### Exercise requirements
Nothing in the entries should be altered. Write them out in full.

═════ Provided information

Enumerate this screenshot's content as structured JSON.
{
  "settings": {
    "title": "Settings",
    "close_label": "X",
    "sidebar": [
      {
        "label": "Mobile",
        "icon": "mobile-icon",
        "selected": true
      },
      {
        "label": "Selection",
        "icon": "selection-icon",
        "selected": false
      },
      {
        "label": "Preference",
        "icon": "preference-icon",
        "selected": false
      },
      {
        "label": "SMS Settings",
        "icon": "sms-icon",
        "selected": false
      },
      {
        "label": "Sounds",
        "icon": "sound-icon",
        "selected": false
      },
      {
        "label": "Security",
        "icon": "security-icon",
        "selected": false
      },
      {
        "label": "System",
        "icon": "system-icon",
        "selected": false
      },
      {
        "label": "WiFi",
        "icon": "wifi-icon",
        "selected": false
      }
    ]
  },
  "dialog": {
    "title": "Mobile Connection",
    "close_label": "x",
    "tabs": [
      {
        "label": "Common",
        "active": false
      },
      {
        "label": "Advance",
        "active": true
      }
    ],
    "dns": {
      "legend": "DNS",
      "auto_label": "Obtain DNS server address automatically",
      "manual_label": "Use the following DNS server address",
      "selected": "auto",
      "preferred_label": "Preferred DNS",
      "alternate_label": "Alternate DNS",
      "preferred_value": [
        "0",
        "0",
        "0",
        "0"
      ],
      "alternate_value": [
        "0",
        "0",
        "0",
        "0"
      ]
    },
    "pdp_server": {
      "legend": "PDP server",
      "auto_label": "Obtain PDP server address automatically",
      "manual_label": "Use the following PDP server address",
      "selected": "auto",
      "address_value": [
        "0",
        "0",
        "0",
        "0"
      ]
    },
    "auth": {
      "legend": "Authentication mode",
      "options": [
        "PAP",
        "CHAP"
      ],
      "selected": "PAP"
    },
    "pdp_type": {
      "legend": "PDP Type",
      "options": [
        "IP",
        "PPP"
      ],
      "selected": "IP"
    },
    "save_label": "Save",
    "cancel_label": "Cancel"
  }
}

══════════

### Response to this exercise
Enumerate this screenshot's content as structured JSON.
{
  "settings": {
    "title": "Settings",
    "close_label": "X",
    "sidebar": [
      {
        "label": "Mobile",
        "icon": "mobile-icon",
        "selected": true
      },
      {
        "label": "Selection",
        "icon": "selection-icon",
        "selected": false
      },
      {
        "label": "Preference",
        "icon": "preference-icon",
        "selected": false
      },
      {
        "label": "SMS Settings",
        "icon": "sms-icon",
        "selected": false
      },
      {
        "label": "Sounds",
        "icon": "sound-icon",
        "selected": false
      },
      {
        "label": "Security",
        "icon": "security-icon",
        "selected": false
      },
      {
        "label": "System",
        "icon": "system-icon",
        "selected": false
      },
      {
        "label": "WiFi",
        "icon": "wifi-icon",
        "selected": false
      }
    ]
  },
  "dialog": {
    "title": "Mobile Connection",
    "close_label": "x",
    "tabs": [
      {
        "label": "Common",
        "active": false
      },
      {
        "label": "Advance",
        "active": true
      }
    ],
    "dns": {
      "legend": "DNS",
      "auto_label": "Obtain DNS server address automatically",
      "manual_label": "Use the following DNS server address",
      "selected": "auto",
      "preferred_label": "Preferred DNS",
      "alternate_label": "Alternate DNS",
      "preferred_value": [
        "0",
        "0",
        "0",
        "0"
      ],
      "alternate_value": [
        "0",
        "0",
        "0",
        "0"
      ]
    },
    "pdp_server": {
      "legend": "PDP server",
      "auto_label": "Obtain PDP server address automatically",
      "manual_label": "Use the following PDP server address",
      "selected": "auto",
      "address_value": [
        "0",
        "0",
        "0",
        "0"
      ]
    },
    "auth": {
      "legend": "Authentication mode",
      "options": [
        "PAP",
        "CHAP"
      ],
      "selected": "PAP"
    },
    "pdp_type": {
      "legend": "PDP Type",
      "options": [
        "IP",
        "PPP"
      ],
      "selected": "IP"
    },
    "save_label": "Save",
    "cancel_label": "Cancel"
  }
}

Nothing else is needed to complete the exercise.